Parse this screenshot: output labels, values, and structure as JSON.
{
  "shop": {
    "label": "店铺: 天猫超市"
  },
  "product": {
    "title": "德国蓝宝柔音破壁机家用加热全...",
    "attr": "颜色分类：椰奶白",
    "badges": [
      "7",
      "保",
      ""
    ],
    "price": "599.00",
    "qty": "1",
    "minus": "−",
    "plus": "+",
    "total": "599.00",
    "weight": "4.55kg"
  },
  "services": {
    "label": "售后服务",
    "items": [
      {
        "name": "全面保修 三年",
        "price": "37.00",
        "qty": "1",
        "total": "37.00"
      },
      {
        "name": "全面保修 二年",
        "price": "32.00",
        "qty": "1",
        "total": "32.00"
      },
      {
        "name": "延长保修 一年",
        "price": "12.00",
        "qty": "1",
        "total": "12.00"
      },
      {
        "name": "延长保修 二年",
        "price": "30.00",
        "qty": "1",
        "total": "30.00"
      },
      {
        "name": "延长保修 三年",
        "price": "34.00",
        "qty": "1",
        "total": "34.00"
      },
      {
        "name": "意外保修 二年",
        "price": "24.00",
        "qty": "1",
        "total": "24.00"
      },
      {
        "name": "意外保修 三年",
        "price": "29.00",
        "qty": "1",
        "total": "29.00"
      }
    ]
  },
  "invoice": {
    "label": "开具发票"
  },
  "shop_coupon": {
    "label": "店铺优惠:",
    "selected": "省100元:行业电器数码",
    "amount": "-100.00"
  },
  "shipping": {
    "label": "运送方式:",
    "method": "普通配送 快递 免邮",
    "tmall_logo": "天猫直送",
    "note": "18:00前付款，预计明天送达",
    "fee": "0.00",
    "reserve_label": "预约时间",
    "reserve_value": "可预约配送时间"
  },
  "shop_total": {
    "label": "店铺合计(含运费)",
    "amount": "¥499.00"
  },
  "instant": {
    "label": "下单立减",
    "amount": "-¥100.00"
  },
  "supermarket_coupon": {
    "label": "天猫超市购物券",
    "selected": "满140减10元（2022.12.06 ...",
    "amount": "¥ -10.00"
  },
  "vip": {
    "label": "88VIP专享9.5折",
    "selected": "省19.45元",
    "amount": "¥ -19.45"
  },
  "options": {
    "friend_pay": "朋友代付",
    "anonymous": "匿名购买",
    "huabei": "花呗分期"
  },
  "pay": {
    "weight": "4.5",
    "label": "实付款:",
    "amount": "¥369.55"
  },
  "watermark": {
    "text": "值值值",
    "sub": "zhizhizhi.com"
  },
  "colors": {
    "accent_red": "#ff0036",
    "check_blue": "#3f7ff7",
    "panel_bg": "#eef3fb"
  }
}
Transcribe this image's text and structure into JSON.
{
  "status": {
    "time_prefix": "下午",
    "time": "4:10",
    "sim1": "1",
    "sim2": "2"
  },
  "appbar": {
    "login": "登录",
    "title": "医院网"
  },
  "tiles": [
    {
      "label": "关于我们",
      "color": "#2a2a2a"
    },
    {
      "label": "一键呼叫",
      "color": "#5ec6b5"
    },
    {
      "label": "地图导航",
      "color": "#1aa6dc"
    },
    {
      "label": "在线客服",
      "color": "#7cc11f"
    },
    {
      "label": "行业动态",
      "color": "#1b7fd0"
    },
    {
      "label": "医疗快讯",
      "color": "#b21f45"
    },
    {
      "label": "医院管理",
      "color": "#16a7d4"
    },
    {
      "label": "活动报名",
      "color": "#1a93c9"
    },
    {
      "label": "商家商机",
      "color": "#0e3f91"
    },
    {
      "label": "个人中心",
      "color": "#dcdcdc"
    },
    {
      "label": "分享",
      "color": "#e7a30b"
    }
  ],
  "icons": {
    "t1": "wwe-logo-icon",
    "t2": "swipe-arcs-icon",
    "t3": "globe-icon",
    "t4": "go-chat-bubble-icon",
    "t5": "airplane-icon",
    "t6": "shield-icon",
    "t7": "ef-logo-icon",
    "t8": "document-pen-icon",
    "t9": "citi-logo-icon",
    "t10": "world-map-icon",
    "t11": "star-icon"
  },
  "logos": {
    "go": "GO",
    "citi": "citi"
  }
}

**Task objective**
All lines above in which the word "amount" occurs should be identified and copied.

**Exercise response**
    "amount": "-100.00"
    "amount": "¥499.00"
    "amount": "-¥100.00"
    "amount": "¥ -10.00"
    "amount": "¥ -19.45"
    "amount": "¥369.55"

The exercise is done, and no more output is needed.